Working data:
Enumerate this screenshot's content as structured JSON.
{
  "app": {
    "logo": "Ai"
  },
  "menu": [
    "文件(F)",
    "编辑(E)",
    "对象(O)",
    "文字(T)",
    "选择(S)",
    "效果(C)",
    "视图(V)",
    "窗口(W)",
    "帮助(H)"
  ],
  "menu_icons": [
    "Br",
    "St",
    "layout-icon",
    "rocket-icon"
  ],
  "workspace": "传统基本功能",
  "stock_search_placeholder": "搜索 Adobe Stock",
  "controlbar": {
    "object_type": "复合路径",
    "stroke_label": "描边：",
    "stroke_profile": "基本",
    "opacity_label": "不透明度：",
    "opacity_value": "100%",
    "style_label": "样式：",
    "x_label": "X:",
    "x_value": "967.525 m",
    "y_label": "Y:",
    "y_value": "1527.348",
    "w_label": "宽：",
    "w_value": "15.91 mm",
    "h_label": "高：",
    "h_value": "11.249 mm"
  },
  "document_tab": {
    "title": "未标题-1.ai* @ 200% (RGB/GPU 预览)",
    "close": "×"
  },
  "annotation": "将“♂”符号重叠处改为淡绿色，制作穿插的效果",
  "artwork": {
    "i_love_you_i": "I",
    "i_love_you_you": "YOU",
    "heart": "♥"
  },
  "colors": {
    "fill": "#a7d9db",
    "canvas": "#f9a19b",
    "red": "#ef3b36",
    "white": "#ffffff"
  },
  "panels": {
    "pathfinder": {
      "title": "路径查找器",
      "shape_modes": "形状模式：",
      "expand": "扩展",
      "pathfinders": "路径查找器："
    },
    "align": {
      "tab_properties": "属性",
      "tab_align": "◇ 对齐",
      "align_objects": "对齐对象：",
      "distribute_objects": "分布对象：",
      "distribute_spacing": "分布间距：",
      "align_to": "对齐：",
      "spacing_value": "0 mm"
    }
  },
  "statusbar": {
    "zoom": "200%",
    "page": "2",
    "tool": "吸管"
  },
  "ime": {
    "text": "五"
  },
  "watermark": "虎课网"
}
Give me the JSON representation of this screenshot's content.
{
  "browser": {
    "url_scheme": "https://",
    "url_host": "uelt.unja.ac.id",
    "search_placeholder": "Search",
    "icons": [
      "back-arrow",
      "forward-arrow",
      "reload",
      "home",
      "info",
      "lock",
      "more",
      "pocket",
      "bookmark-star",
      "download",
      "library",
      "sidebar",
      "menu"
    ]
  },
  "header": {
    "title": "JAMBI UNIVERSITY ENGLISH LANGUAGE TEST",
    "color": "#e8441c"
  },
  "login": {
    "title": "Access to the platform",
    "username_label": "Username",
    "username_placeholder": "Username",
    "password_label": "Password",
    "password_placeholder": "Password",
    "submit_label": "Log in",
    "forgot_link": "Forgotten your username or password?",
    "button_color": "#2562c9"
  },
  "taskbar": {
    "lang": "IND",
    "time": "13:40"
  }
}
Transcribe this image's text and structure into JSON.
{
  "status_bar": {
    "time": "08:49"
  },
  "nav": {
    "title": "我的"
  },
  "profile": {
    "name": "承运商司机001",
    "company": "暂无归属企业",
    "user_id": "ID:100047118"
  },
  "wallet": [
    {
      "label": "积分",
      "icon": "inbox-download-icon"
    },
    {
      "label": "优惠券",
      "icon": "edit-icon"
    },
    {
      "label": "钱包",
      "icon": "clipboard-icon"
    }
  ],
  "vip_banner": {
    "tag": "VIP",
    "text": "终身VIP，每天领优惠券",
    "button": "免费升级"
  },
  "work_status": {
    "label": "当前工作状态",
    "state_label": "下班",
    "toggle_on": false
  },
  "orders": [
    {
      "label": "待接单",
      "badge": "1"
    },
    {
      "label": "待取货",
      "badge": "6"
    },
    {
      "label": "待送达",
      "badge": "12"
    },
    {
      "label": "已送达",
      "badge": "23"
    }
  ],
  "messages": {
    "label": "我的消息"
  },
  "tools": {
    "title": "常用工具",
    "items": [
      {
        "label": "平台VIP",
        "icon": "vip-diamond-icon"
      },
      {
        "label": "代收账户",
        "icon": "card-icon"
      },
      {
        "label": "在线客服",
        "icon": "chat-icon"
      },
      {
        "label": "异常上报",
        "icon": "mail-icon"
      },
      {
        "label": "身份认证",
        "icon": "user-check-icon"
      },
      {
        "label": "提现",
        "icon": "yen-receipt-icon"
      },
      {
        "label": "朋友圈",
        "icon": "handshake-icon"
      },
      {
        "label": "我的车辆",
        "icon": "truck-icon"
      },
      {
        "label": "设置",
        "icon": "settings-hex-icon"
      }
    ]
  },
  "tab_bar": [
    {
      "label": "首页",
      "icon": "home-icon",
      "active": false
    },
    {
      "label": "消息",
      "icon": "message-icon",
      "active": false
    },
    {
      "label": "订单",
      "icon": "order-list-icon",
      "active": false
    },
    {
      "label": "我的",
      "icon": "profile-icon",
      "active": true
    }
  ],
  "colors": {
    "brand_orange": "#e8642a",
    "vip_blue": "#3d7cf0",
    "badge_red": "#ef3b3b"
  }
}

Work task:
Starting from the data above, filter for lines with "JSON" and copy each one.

Exercise answer:
Enumerate this screenshot's content as structured JSON.
Give me the JSON representation of this screenshot's content.
Transcribe this image's text and structure into JSON.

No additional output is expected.